(Excerpted records)
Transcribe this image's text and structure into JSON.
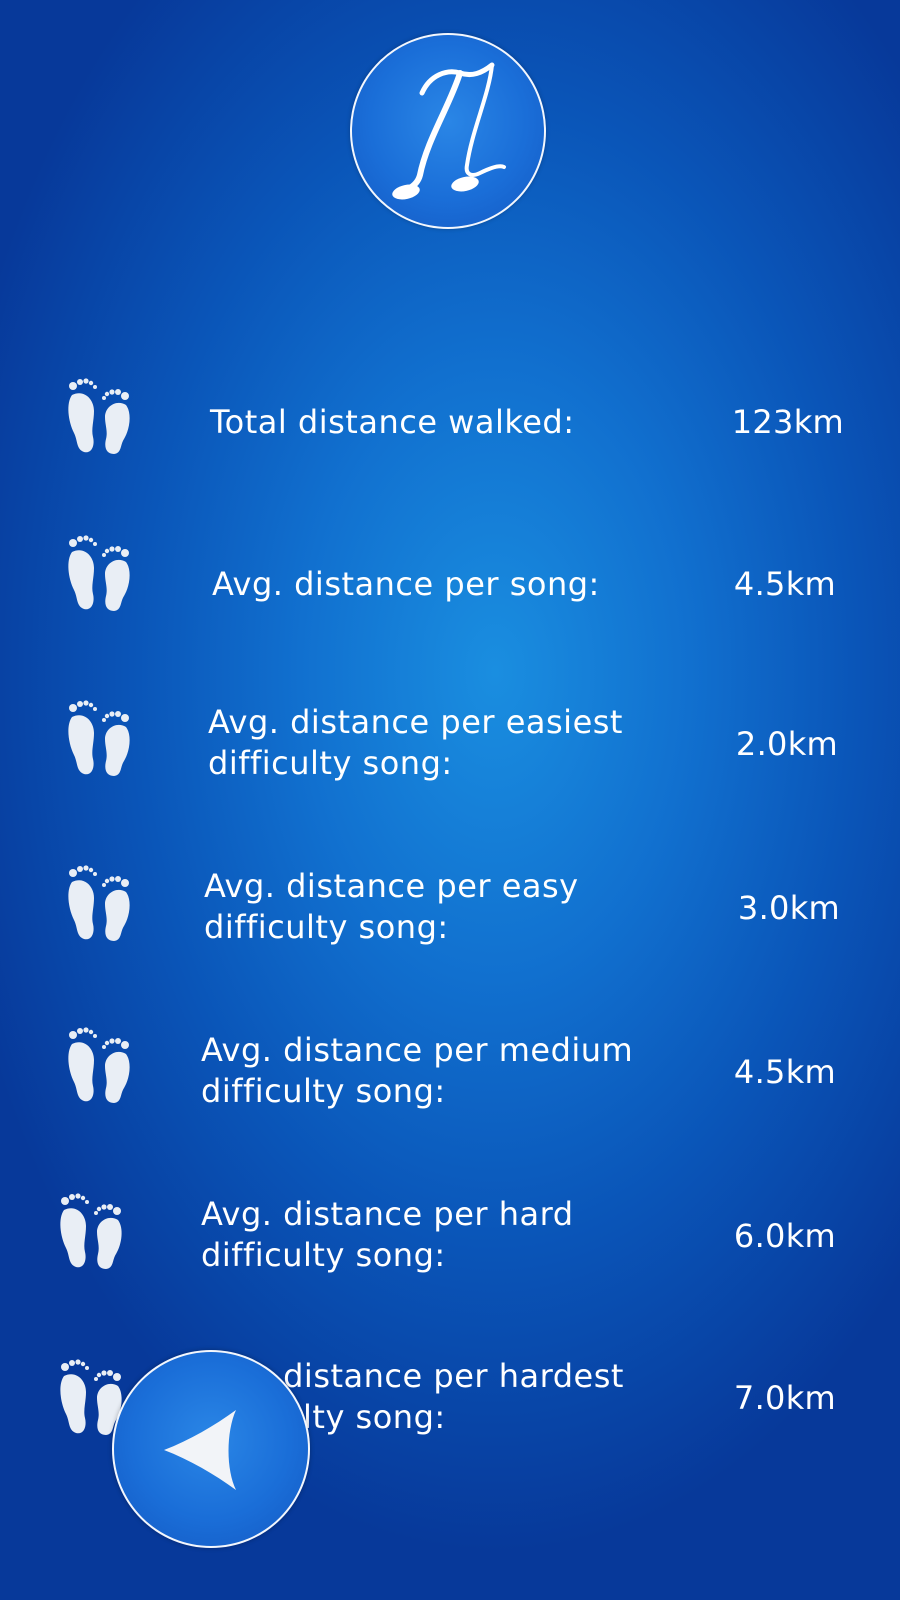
{
  "header": {
    "logo_icon": "music-note-logo-icon"
  },
  "stats": [
    {
      "label": "Total distance walked:",
      "value": "123km",
      "icon": "footprints-icon"
    },
    {
      "label": "Avg. distance per song:",
      "value": "4.5km",
      "icon": "footprints-icon"
    },
    {
      "label": "Avg. distance per easiest\ndifficulty song:",
      "value": "2.0km",
      "icon": "footprints-icon"
    },
    {
      "label": "Avg. distance per easy\ndifficulty song:",
      "value": "3.0km",
      "icon": "footprints-icon"
    },
    {
      "label": "Avg. distance per medium\ndifficulty song:",
      "value": "4.5km",
      "icon": "footprints-icon"
    },
    {
      "label": "Avg. distance per hard\ndifficulty song:",
      "value": "6.0km",
      "icon": "footprints-icon"
    },
    {
      "label": "Avg. distance per hardest\ndifficulty song:",
      "value": "7.0km",
      "icon": "footprints-icon"
    }
  ],
  "navigation": {
    "back_icon": "back-arrow-icon"
  },
  "colors": {
    "background_center": "#1a8ee0",
    "background_edge": "#07399a",
    "text": "#ffffff"
  }
}
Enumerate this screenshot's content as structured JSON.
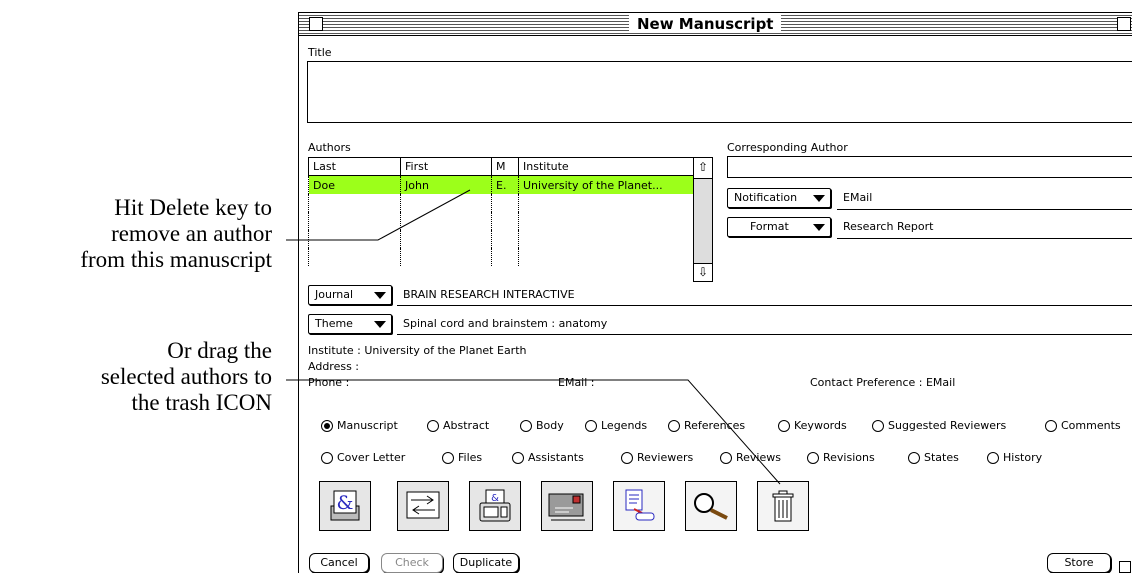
{
  "callouts": {
    "delete_lines": [
      "Hit Delete key to",
      "remove an author",
      "from this manuscript"
    ],
    "drag_lines": [
      "Or drag the",
      "selected authors to",
      "the trash ICON"
    ]
  },
  "window": {
    "title": "New Manuscript",
    "title_label": "Title",
    "title_value": ""
  },
  "authors": {
    "label": "Authors",
    "columns": [
      "Last",
      "First",
      "M",
      "Institute"
    ],
    "rows": [
      {
        "last": "Doe",
        "first": "John",
        "m": "E.",
        "institute": "University of the Planet...",
        "selected": true
      }
    ]
  },
  "corresponding": {
    "label": "Corresponding Author",
    "value": "",
    "notification_label": "Notification",
    "notification_value": "EMail",
    "format_label": "Format",
    "format_value": "Research Report"
  },
  "journal": {
    "label": "Journal",
    "value": "BRAIN RESEARCH INTERACTIVE"
  },
  "theme": {
    "label": "Theme",
    "value": "Spinal cord and brainstem : anatomy"
  },
  "info": {
    "institute": "Institute : University of the Planet Earth",
    "address": "Address :",
    "phone": "Phone :",
    "email": "EMail :",
    "contact": "Contact Preference : EMail"
  },
  "radios_row1": [
    "Manuscript",
    "Abstract",
    "Body",
    "Legends",
    "References",
    "Keywords",
    "Suggested Reviewers",
    "Comments"
  ],
  "radios_row2": [
    "Cover Letter",
    "Files",
    "Assistants",
    "Reviewers",
    "Reviews",
    "Revisions",
    "States",
    "History"
  ],
  "selected_radio": "Manuscript",
  "toolbar_icons": [
    "author-card-icon",
    "transfer-icon",
    "fax-icon",
    "envelope-icon",
    "document-arrow-icon",
    "magnifier-icon",
    "trash-icon"
  ],
  "buttons": {
    "cancel": "Cancel",
    "check": "Check",
    "duplicate": "Duplicate",
    "store": "Store"
  },
  "colors": {
    "selection": "#9cff1a"
  }
}
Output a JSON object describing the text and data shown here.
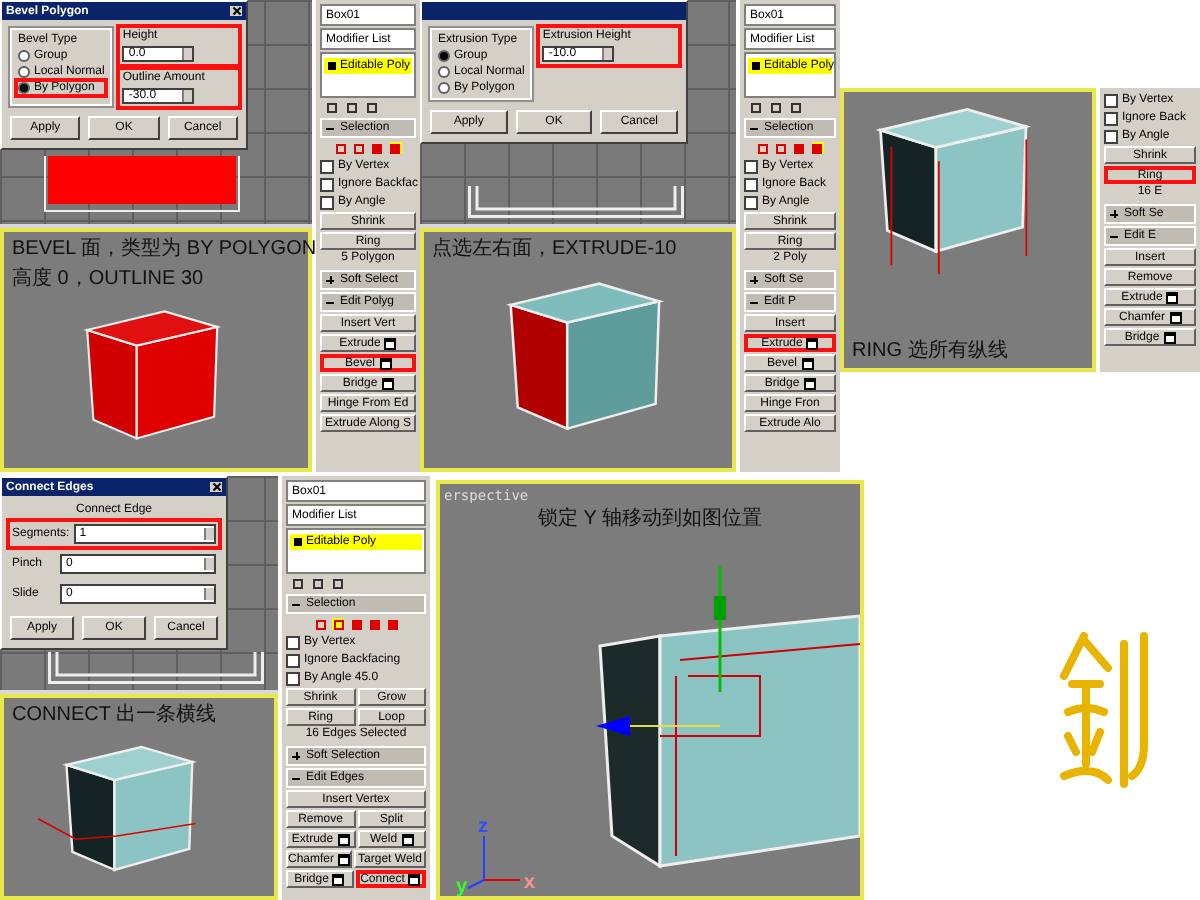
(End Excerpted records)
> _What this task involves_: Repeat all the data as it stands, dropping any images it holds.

> _Your response_:
Transcribe this image's text and structure into JSON.
{
  "header": {
    "logo_icon": "music-note-logo-icon"
  },
  "stats": [
    {
      "label": "Total distance walked:",
      "value": "123km",
      "icon": "footprints-icon"
    },
    {
      "label": "Avg. distance per song:",
      "value": "4.5km",
      "icon": "footprints-icon"
    },
    {
      "label": "Avg. distance per easiest\ndifficulty song:",
      "value": "2.0km",
      "icon": "footprints-icon"
    },
    {
      "label": "Avg. distance per easy\ndifficulty song:",
      "value": "3.0km",
      "icon": "footprints-icon"
    },
    {
      "label": "Avg. distance per medium\ndifficulty song:",
      "value": "4.5km",
      "icon": "footprints-icon"
    },
    {
      "label": "Avg. distance per hard\ndifficulty song:",
      "value": "6.0km",
      "icon": "footprints-icon"
    },
    {
      "label": "Avg. distance per hardest\ndifficulty song:",
      "value": "7.0km",
      "icon": "footprints-icon"
    }
  ],
  "navigation": {
    "back_icon": "back-arrow-icon"
  },
  "colors": {
    "background_center": "#1a8ee0",
    "background_edge": "#07399a",
    "text": "#ffffff"
  }
}
Enumerate this screenshot's content as structured JSON.
{
  "callouts": {
    "delete_lines": [
      "Hit Delete key to",
      "remove an author",
      "from this manuscript"
    ],
    "drag_lines": [
      "Or drag the",
      "selected authors to",
      "the trash ICON"
    ]
  },
  "window": {
    "title": "New Manuscript",
    "title_label": "Title",
    "title_value": ""
  },
  "authors": {
    "label": "Authors",
    "columns": [
      "Last",
      "First",
      "M",
      "Institute"
    ],
    "rows": [
      {
        "last": "Doe",
        "first": "John",
        "m": "E.",
        "institute": "University of the Planet...",
        "selected": true
      }
    ]
  },
  "corresponding": {
    "label": "Corresponding Author",
    "value": "",
    "notification_label": "Notification",
    "notification_value": "EMail",
    "format_label": "Format",
    "format_value": "Research Report"
  },
  "journal": {
    "label": "Journal",
    "value": "BRAIN RESEARCH INTERACTIVE"
  },
  "theme": {
    "label": "Theme",
    "value": "Spinal cord and brainstem : anatomy"
  },
  "info": {
    "institute": "Institute : University of the Planet Earth",
    "address": "Address :",
    "phone": "Phone :",
    "email": "EMail :",
    "contact": "Contact Preference : EMail"
  },
  "radios_row1": [
    "Manuscript",
    "Abstract",
    "Body",
    "Legends",
    "References",
    "Keywords",
    "Suggested Reviewers",
    "Comments"
  ],
  "radios_row2": [
    "Cover Letter",
    "Files",
    "Assistants",
    "Reviewers",
    "Reviews",
    "Revisions",
    "States",
    "History"
  ],
  "selected_radio": "Manuscript",
  "toolbar_icons": [
    "author-card-icon",
    "transfer-icon",
    "fax-icon",
    "envelope-icon",
    "document-arrow-icon",
    "magnifier-icon",
    "trash-icon"
  ],
  "buttons": {
    "cancel": "Cancel",
    "check": "Check",
    "duplicate": "Duplicate",
    "store": "Store"
  },
  "colors": {
    "selection": "#9cff1a"
  }
}
Output a JSON object describing the text and data shown here.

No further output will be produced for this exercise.